ps - a few of 'my' rabbits are no longer eating the landscaping, but I don't think I have even begun to dent the population. ;)

[This message has been edited by Jeff Thomas (edited February 17, 1999).]

Fargo
February 17, 1999, 03:32 AM
Kurt,

I dont consider myself a expert with firearms but I do consider myself a expert with airguns. I have about 15 years of experience with air rifles and air pistols. I have probably owned about 20 different types of airguns. I even own a fully automatic BB gun. I started shooting when I was 10 years old with a crossman pump. Now I currently own 4 air rifles and one air pistol. I own a Sheridan .20 cal pump, .177 cal Beeman C1 air rifle, .177 cal Beeman P1 air pistol, and at last my pride and glory, a .20 cal (wish I would have got it in .25 cal) Beeman Crow Magnum II air rifle. My dislikes of pump guns are: The pump guns are much louder than equivelent powered spring piston guns, the lower priced pump guns ($100 and lower) are tough on a guy when you have to keep pumping to get a decent, inconsistant, velocity where as springs are one cock and your good to go at the same power every time, dont get me wrong, the Sheridan is a great gun, I just never use it. The spring piston or gas piston (gas piston is used exclusively in the Crow Magnum I - III) is the only way to go. I find that when you get into the more powerful and larger diameter pellets the louder sound of the gun is not the gun, its the pellet hitting the target or animal. I have experimented with the Chinese and Russian airguns also (spring pistons only). I have found that the advertized high velocities are innacurate, the velocities are MUCH lower. The seals on these guns are often made out of leather wich wears out very quickly. I would stay away from these guns. They are junk. I have a neighbor that purchased a RWS air rifle. It is a nice air rifle, but I am partial to Beeman. BUY A BEEMAN! dont get a gun that is chambered in .177 or .22 cal. ONLY buy guns that are chambered in .20 and .25 cal. The .177 is to light and the .22 cal has some balistic problems inherit to the diameter of the pellet (it is powerful but not as inheritly accurate as the .20 and .25. I think that I have pretty much covered everything, if you have any more questions send me a email.

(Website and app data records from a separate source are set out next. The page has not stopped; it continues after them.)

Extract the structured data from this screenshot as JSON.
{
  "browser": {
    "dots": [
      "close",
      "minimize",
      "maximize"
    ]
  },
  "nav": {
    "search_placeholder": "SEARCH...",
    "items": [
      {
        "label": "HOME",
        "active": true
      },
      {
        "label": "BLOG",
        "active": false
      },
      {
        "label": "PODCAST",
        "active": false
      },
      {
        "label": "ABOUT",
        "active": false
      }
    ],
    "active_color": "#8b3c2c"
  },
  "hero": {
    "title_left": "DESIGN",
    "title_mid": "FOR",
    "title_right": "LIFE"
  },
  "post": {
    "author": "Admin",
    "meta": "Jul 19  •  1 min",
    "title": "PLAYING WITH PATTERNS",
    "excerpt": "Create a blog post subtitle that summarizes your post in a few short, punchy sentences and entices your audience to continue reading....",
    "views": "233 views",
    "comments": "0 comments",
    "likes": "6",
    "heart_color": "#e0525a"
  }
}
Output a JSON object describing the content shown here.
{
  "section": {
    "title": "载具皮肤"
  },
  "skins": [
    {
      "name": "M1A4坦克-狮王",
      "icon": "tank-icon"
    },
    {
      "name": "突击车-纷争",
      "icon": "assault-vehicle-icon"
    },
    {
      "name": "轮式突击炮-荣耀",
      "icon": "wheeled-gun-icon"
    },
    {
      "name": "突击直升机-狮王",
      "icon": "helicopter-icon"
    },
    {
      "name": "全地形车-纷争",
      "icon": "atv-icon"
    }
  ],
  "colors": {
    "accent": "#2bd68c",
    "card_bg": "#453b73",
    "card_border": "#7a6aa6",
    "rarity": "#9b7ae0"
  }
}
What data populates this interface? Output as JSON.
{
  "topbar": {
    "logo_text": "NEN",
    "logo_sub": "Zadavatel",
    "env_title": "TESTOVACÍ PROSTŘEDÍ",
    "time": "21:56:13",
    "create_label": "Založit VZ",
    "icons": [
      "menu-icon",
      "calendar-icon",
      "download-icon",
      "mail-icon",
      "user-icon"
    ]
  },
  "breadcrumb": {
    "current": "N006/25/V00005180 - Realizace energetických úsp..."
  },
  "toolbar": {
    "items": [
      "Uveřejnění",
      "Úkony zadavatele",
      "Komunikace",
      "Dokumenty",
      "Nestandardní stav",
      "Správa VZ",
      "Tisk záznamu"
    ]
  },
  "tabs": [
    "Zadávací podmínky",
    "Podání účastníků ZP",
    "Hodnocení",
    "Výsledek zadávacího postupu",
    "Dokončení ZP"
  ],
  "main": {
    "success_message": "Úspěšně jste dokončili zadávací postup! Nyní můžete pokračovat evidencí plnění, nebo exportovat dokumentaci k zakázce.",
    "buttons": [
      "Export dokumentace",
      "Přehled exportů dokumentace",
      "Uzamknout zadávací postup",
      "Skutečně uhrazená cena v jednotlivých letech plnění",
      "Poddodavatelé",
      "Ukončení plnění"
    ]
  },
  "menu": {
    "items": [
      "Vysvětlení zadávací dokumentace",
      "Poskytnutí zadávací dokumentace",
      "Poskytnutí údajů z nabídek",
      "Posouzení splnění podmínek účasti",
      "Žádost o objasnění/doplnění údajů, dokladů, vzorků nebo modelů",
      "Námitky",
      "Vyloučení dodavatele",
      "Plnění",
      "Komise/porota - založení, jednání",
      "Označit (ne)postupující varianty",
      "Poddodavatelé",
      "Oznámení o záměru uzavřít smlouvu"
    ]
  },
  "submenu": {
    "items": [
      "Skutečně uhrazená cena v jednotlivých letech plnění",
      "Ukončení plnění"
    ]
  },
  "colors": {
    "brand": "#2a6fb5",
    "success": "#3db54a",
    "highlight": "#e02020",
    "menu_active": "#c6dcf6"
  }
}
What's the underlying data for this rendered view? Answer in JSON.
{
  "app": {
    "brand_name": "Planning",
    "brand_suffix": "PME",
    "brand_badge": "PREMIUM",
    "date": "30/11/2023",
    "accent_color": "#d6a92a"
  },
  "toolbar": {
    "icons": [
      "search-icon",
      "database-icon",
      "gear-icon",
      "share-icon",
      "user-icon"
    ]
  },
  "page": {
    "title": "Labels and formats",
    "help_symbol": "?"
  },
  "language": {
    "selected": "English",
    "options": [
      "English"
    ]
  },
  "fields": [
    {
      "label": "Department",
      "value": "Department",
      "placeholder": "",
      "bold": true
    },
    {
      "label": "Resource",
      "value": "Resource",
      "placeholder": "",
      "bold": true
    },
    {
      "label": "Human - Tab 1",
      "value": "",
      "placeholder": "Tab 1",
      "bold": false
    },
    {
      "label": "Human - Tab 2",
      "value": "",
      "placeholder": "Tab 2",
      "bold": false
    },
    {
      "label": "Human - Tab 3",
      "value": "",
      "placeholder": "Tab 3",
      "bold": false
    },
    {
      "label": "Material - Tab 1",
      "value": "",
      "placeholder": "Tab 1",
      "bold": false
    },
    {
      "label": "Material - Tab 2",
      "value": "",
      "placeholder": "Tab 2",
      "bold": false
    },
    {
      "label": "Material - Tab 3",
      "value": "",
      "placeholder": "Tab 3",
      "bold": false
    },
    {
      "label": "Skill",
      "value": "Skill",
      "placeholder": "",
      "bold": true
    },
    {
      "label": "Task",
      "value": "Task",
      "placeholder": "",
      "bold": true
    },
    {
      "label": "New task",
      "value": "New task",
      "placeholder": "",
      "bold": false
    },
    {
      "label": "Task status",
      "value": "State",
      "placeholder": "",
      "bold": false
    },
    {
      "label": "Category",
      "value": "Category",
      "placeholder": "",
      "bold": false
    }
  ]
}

Fargo
February 17, 1999, 02:15 PM
Kurt,

One more thing. I would tend to stay away from CO2 guns also unless you are looking to train with a pistol. GAMO makes a very nice CO2 revolver. I would steer clear of most other CO2 guns though.

If I was to buy a Beeman today, it would be the Kodiak in .25 cal. This is an amazing air rifle. It is the most powerful spring powered air rifle out to date. In .25 cal you have 775 feet per second with 29 foot pounds of muzzle energy. The .20 cal R9 that you were talking about has 800 feet per second with 13.9 foot pounds of muzzle energy. You cant go wrong with the larger .25 cal.

If you want to get a current color catalog from Beeman call: 1-800-227-2477 I just got the most current one and there is allot of really cool stuff in there.

[This message has been edited by Fargo (edited February 17, 1999).]